San-Jose

"Since the inventory “turnaround” is concentrated in high-priced markets, the effects of wider availability of housing may not become immediately obvious."

According to new data from Realtor.com, high-priced local markets around the United States are showing signs of inventory climbing for the first time in months. Since the inventory “turnaround” is concentrated in high-priced markets, the effects of wider availability of housing may not become immediately obvious. This is true for the national market or even for those who are looking for more affordable housing in local markets.

Inventory Climbing by Market

For example, here are the top five largest year-over-year inventory changes in the country’s largest 45 metro areas:

  1. San Jose-Sunnyvale-Santa Clara (CA): 44% increase in inventory
    median list price: $1.2 million
  2. Seattle-Tacoma-Bellevue (WA): 29% increase in inventory
    median list price: $569,000
  3. Portland-Vancouver-Hillsboro (OR and WA): 19% increase in inventory
    median list price: $472,000
  4. San Diego-Carlsbad (CA): 18% increase in inventory
    median list price: $691,000
  5. Dallas-Fort Worth-Arlington (TX): 15% increase in inventory
    median list price: $349,000

In all five markets, the number of days on market still hovers at 40 or fewer, with both San Jose and Seattle posting just under a month.

Danielle Hale, Realtor.com’s chief economist, said, “Although signs of an inventory turnaround are encouraging, whether they mean good news for buyers remains to be seen.
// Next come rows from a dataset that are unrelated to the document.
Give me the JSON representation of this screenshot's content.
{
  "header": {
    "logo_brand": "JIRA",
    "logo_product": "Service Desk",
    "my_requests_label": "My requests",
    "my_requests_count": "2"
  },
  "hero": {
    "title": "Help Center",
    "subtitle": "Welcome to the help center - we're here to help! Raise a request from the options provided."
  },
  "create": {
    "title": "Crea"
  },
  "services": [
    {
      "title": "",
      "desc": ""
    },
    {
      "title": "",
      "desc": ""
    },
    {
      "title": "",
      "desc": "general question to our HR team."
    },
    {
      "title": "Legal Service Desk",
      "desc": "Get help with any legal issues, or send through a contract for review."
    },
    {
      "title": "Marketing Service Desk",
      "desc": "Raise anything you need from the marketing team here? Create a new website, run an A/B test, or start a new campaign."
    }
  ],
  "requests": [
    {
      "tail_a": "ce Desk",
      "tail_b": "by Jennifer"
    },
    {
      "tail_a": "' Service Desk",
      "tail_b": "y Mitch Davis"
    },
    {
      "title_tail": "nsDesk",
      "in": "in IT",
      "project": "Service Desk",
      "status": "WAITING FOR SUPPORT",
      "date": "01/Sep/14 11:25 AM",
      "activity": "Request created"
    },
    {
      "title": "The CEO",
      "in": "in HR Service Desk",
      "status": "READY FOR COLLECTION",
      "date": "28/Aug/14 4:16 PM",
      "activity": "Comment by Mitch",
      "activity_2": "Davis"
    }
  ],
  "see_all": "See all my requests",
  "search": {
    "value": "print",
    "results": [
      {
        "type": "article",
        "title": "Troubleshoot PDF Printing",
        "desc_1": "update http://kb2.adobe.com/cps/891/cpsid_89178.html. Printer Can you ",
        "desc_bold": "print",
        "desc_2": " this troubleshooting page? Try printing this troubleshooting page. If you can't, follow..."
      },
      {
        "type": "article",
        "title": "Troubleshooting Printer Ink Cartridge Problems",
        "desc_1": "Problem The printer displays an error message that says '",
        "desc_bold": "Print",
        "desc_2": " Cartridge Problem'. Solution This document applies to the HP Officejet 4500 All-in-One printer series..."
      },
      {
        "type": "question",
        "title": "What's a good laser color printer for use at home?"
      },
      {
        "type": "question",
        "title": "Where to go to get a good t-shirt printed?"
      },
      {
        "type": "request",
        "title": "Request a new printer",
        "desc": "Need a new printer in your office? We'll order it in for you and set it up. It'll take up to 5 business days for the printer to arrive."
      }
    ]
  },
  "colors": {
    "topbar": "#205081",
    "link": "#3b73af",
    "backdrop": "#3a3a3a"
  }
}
These areas are seeing more new listings and some construction growth, but high prices and fast-selling homes are causing some buyer hesitation, which is reflected in fewer home sales.”